§ Problem to solve:
Look through the data that follows and copy each line with the string "desc".

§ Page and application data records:
┄┄┄┄┄┄┄┄┄┄┄┄┄┄┄┄┄┄┄┄

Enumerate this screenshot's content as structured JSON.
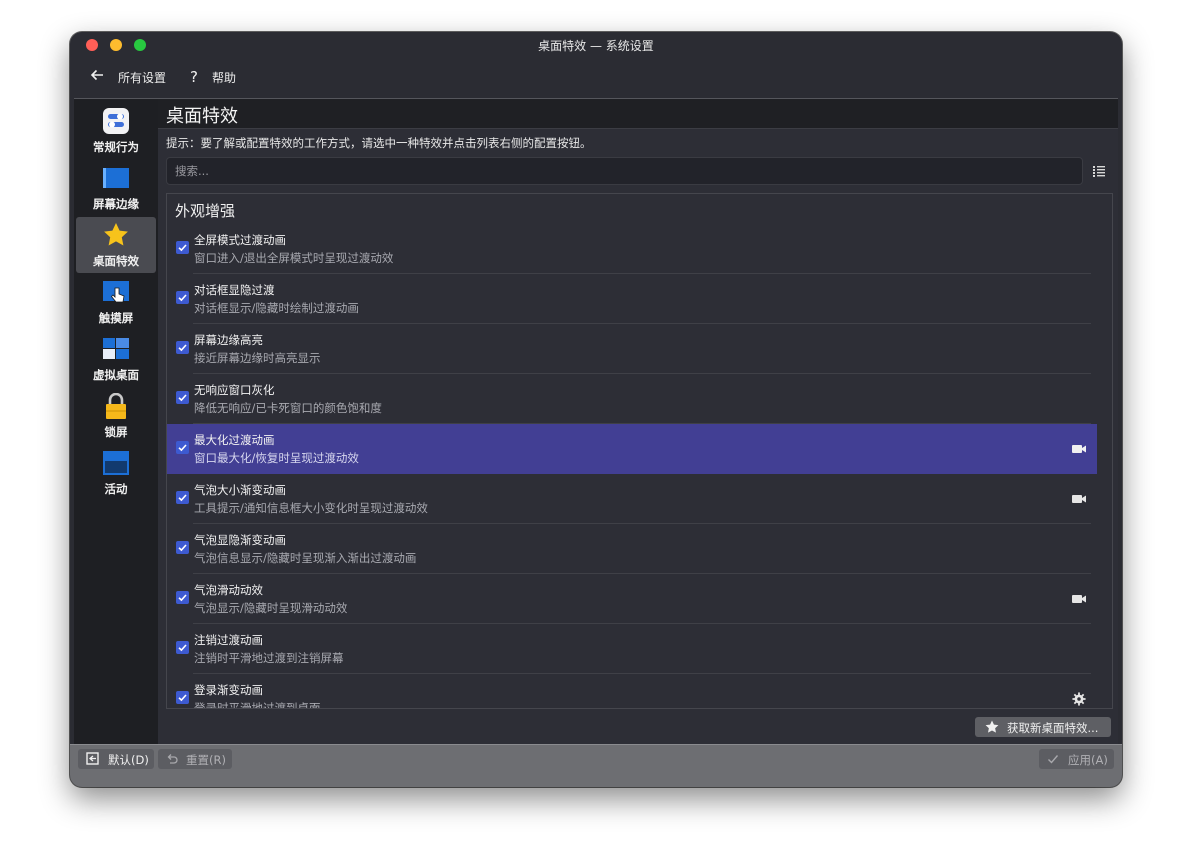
{
  "window": {
    "title": "桌面特效 — 系统设置"
  },
  "toolbar": {
    "back_label": "所有设置",
    "help_label": "帮助"
  },
  "sidebar": {
    "items": [
      {
        "label": "常规行为",
        "icon": "general-behavior-icon"
      },
      {
        "label": "屏幕边缘",
        "icon": "screen-edges-icon"
      },
      {
        "label": "桌面特效",
        "icon": "star-icon",
        "active": true
      },
      {
        "label": "触摸屏",
        "icon": "touchscreen-icon"
      },
      {
        "label": "虚拟桌面",
        "icon": "virtual-desktops-icon"
      },
      {
        "label": "锁屏",
        "icon": "lock-icon"
      },
      {
        "label": "活动",
        "icon": "activities-icon"
      }
    ]
  },
  "main": {
    "title": "桌面特效",
    "hint": "提示：要了解或配置特效的工作方式，请选中一种特效并点击列表右侧的配置按钮。",
    "search_placeholder": "搜索...",
    "category": "外观增强",
    "effects": [
      {
        "title": "全屏模式过渡动画",
        "desc": "窗口进入/退出全屏模式时呈现过渡动效",
        "checked": true
      },
      {
        "title": "对话框显隐过渡",
        "desc": "对话框显示/隐藏时绘制过渡动画",
        "checked": true
      },
      {
        "title": "屏幕边缘高亮",
        "desc": "接近屏幕边缘时高亮显示",
        "checked": true
      },
      {
        "title": "无响应窗口灰化",
        "desc": "降低无响应/已卡死窗口的颜色饱和度",
        "checked": true
      },
      {
        "title": "最大化过渡动画",
        "desc": "窗口最大化/恢复时呈现过渡动效",
        "checked": true,
        "selected": true,
        "button": "video-icon"
      },
      {
        "title": "气泡大小渐变动画",
        "desc": "工具提示/通知信息框大小变化时呈现过渡动效",
        "checked": true,
        "button": "video-icon"
      },
      {
        "title": "气泡显隐渐变动画",
        "desc": "气泡信息显示/隐藏时呈现渐入渐出过渡动画",
        "checked": true
      },
      {
        "title": "气泡滑动动效",
        "desc": "气泡显示/隐藏时呈现滑动动效",
        "checked": true,
        "button": "video-icon"
      },
      {
        "title": "注销过渡动画",
        "desc": "注销时平滑地过渡到注销屏幕",
        "checked": true
      },
      {
        "title": "登录渐变动画",
        "desc": "登录时平滑地过渡到桌面",
        "checked": true,
        "button": "gear-icon"
      }
    ],
    "get_new_label": "获取新桌面特效..."
  },
  "footer": {
    "defaults_label": "默认(D)",
    "reset_label": "重置(R)",
    "apply_label": "应用(A)"
  },
  "colors": {
    "selection": "#423f94",
    "checkbox": "#3d5ad1",
    "window_bg": "#2b2c33"
  }
}
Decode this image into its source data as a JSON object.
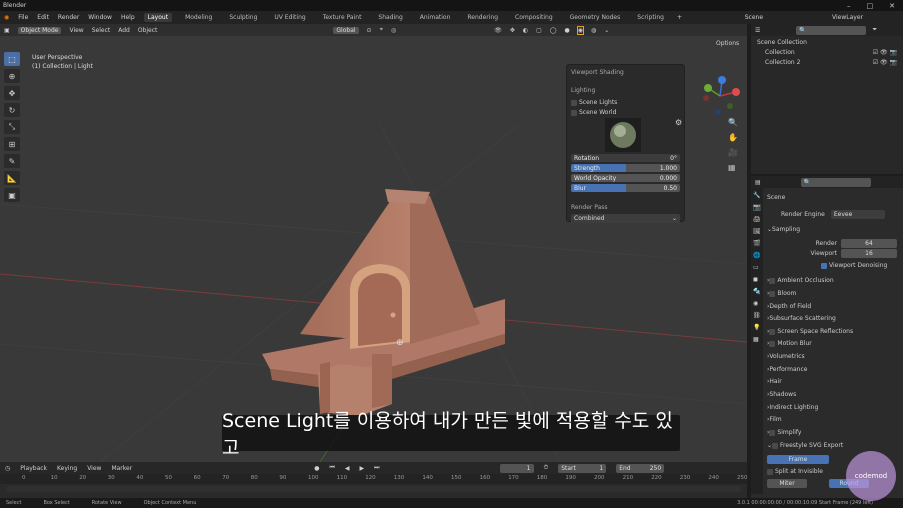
{
  "window": {
    "title": "Blender"
  },
  "menu": {
    "items": [
      "File",
      "Edit",
      "Render",
      "Window",
      "Help"
    ],
    "workspaces": [
      "Layout",
      "Modeling",
      "Sculpting",
      "UV Editing",
      "Texture Paint",
      "Shading",
      "Animation",
      "Rendering",
      "Compositing",
      "Geometry Nodes",
      "Scripting"
    ],
    "active_workspace": "Layout",
    "add_tab": "+",
    "scene_label": "Scene",
    "view_layer_label": "ViewLayer"
  },
  "viewport": {
    "mode": "Object Mode",
    "menu": [
      "View",
      "Select",
      "Add",
      "Object"
    ],
    "transform": "Global",
    "options": "Options",
    "info_line1": "User Perspective",
    "info_line2": "(1) Collection | Light"
  },
  "shading_popover": {
    "title": "Viewport Shading",
    "lighting_header": "Lighting",
    "scene_lights": {
      "label": "Scene Lights",
      "checked": false
    },
    "scene_world": {
      "label": "Scene World",
      "checked": false
    },
    "rotation": {
      "label": "Rotation",
      "value": "0°"
    },
    "strength": {
      "label": "Strength",
      "value": "1.000",
      "fill": 0.5
    },
    "world_opacity": {
      "label": "World Opacity",
      "value": "0.000",
      "fill": 0.0
    },
    "blur": {
      "label": "Blur",
      "value": "0.50",
      "fill": 0.5
    },
    "render_pass_header": "Render Pass",
    "render_pass_value": "Combined"
  },
  "subtitle": "Scene Light를 이용하여 내가 만든 빛에 적용할 수도 있고",
  "outliner": {
    "root": "Scene Collection",
    "items": [
      "Collection",
      "Collection 2"
    ]
  },
  "properties": {
    "scene_label": "Scene",
    "render_engine_label": "Render Engine",
    "render_engine_value": "Eevee",
    "sampling": "Sampling",
    "render_label": "Render",
    "render_value": "64",
    "viewport_label": "Viewport",
    "viewport_value": "16",
    "viewport_denoising": "Viewport Denoising",
    "panels": [
      "Ambient Occlusion",
      "Bloom",
      "Depth of Field",
      "Subsurface Scattering",
      "Screen Space Reflections",
      "Motion Blur",
      "Volumetrics",
      "Performance",
      "Hair",
      "Shadows",
      "Indirect Lighting",
      "Film",
      "Simplify",
      "Freestyle SVG Export"
    ],
    "frame_btn": "Frame",
    "split_invisible": "Split at Invisible",
    "miter": "Miter",
    "round": "Round"
  },
  "timeline": {
    "menu": [
      "Playback",
      "Keying",
      "View",
      "Marker"
    ],
    "current_frame": "1",
    "start_label": "Start",
    "start_value": "1",
    "end_label": "End",
    "end_value": "250",
    "ruler": [
      "0",
      "10",
      "20",
      "30",
      "40",
      "50",
      "60",
      "70",
      "80",
      "90",
      "100",
      "110",
      "120",
      "130",
      "140",
      "150",
      "160",
      "170",
      "180",
      "190",
      "200",
      "210",
      "220",
      "230",
      "240",
      "250"
    ]
  },
  "statusbar": {
    "items": [
      "Select",
      "Box Select",
      "Rotate View",
      "Object Context Menu"
    ],
    "version": "3.0.1  00:00:00:00 / 00:00:10:09  Start Frame (249 left)"
  },
  "watermark": "codemod"
}
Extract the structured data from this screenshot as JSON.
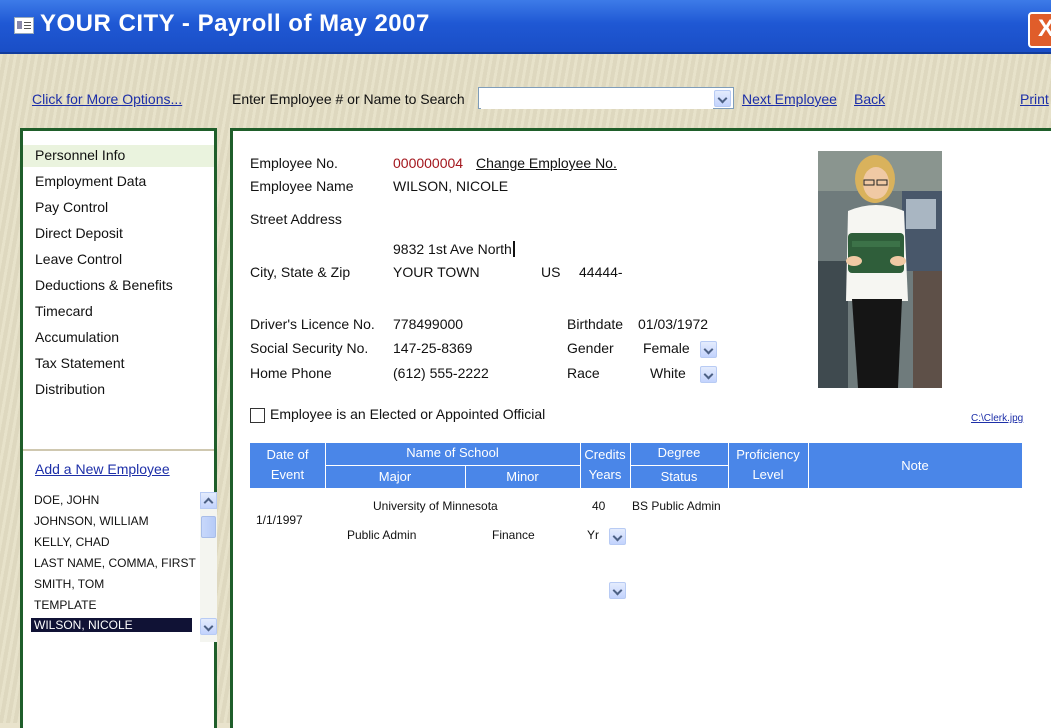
{
  "window": {
    "title": "YOUR CITY - Payroll of May 2007",
    "close_label": "X"
  },
  "toolbar": {
    "more_options": "Click for More Options...",
    "search_label": "Enter Employee # or Name to Search",
    "search_value": "",
    "next_employee": "Next Employee",
    "back": "Back",
    "print": "Print"
  },
  "nav": {
    "items": [
      {
        "label": "Personnel Info",
        "selected": true
      },
      {
        "label": "Employment Data"
      },
      {
        "label": "Pay Control"
      },
      {
        "label": "Direct Deposit"
      },
      {
        "label": "Leave Control"
      },
      {
        "label": "Deductions & Benefits"
      },
      {
        "label": "Timecard"
      },
      {
        "label": "Accumulation"
      },
      {
        "label": "Tax Statement"
      },
      {
        "label": "Distribution"
      }
    ],
    "add_employee": "Add a New Employee",
    "employees": [
      "DOE, JOHN",
      "JOHNSON, WILLIAM",
      "KELLY, CHAD",
      "LAST NAME, COMMA, FIRST",
      "SMITH, TOM",
      "TEMPLATE",
      "WILSON, NICOLE"
    ],
    "selected_employee": "WILSON, NICOLE"
  },
  "form": {
    "emp_no_label": "Employee No.",
    "emp_no": "000000004",
    "change_emp_no": "Change Employee No.",
    "emp_name_label": "Employee Name",
    "emp_name": "WILSON, NICOLE",
    "street_label": "Street Address",
    "street": "9832 1st Ave North",
    "city_label": "City, State & Zip",
    "city": "YOUR TOWN",
    "state": "US",
    "zip": "44444-",
    "license_label": "Driver's Licence No.",
    "license": "778499000",
    "ssn_label": "Social Security No.",
    "ssn": "147-25-8369",
    "phone_label": "Home Phone",
    "phone": "(612) 555-2222",
    "birthdate_label": "Birthdate",
    "birthdate": "01/03/1972",
    "gender_label": "Gender",
    "gender": "Female",
    "race_label": "Race",
    "race": "White",
    "elected_label": "Employee is an Elected or Appointed Official",
    "elected_checked": false,
    "photo_path": "C:\\Clerk.jpg"
  },
  "education": {
    "headers": {
      "date_of": "Date of",
      "event": "Event",
      "name_of_school": "Name of School",
      "major": "Major",
      "minor": "Minor",
      "credits": "Credits",
      "years": "Years",
      "degree": "Degree",
      "status": "Status",
      "proficiency": "Proficiency",
      "level": "Level",
      "note": "Note"
    },
    "rows": [
      {
        "date": "1/1/1997",
        "school": "University of Minnesota",
        "major": "Public Admin",
        "minor": "Finance",
        "credits": "40",
        "years_unit": "Yr",
        "degree": "BS Public Admin"
      }
    ]
  }
}
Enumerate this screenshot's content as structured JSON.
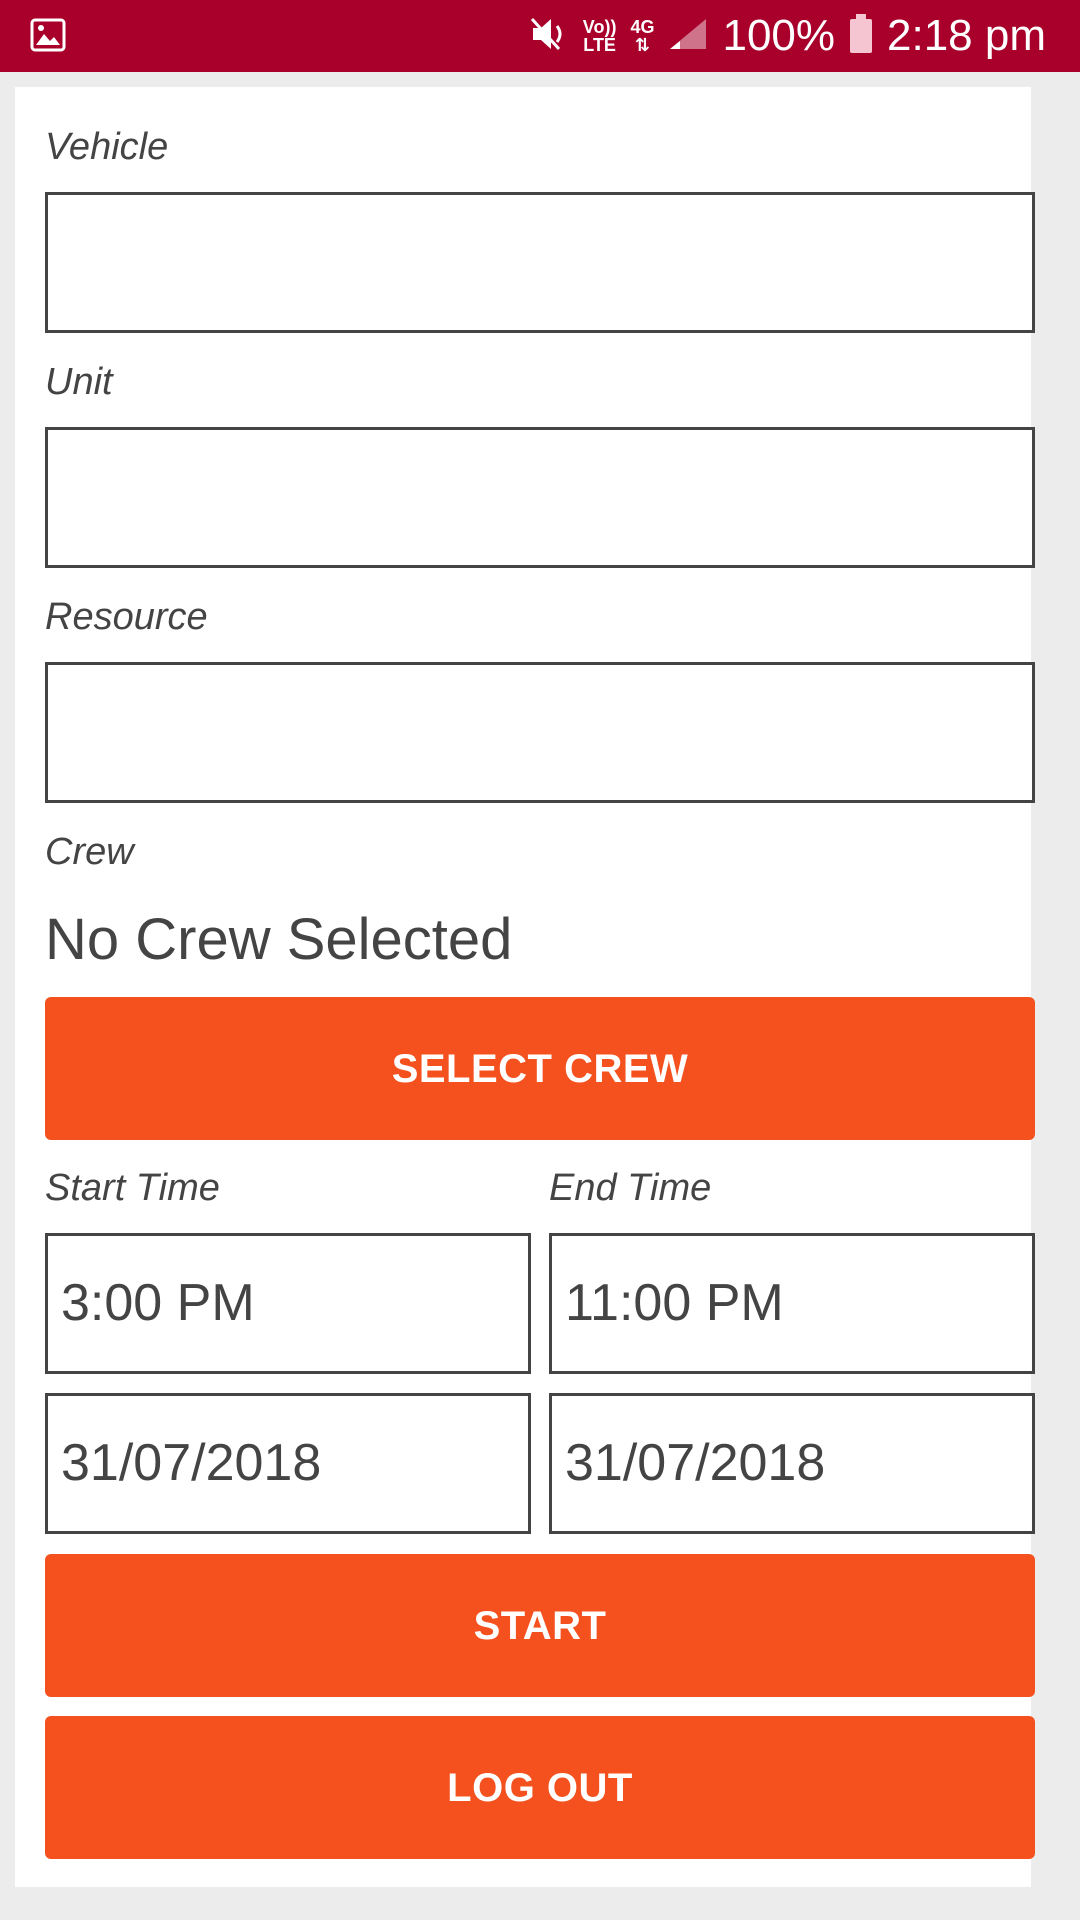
{
  "status_bar": {
    "lte_top": "Vo))",
    "lte_bottom": "LTE",
    "network": "4G",
    "battery": "100%",
    "time": "2:18 pm"
  },
  "form": {
    "vehicle": {
      "label": "Vehicle",
      "value": ""
    },
    "unit": {
      "label": "Unit",
      "value": ""
    },
    "resource": {
      "label": "Resource",
      "value": ""
    },
    "crew": {
      "label": "Crew",
      "value": "No Crew Selected"
    },
    "select_crew_label": "SELECT CREW",
    "start_time": {
      "label": "Start Time",
      "time": "3:00 PM",
      "date": "31/07/2018"
    },
    "end_time": {
      "label": "End Time",
      "time": "11:00 PM",
      "date": "31/07/2018"
    },
    "start_label": "START",
    "logout_label": "LOG OUT"
  },
  "colors": {
    "status_bar": "#a8002b",
    "accent": "#f4511e",
    "background": "#ececec"
  },
  "icons": [
    "image-icon",
    "mute-icon",
    "signal-icon",
    "battery-icon"
  ]
}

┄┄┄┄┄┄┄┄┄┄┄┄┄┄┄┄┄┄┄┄

§ Result below:
        "desc": "窗口进入/退出全屏模式时呈现过渡动效",
        "desc": "对话框显示/隐藏时绘制过渡动画",
        "desc": "接近屏幕边缘时高亮显示",
        "desc": "降低无响应/已卡死窗口的颜色饱和度",
        "desc": "窗口最大化/恢复时呈现过渡动效",
        "desc": "工具提示/通知信息框大小变化时呈现过渡动效",
        "desc": "气泡信息显示/隐藏时呈现渐入渐出过渡动画",
        "desc": "气泡显示/隐藏时呈现滑动动效",
        "desc": "注销时平滑地过渡到注销屏幕",
        "desc": "登录时平滑地过渡到桌面",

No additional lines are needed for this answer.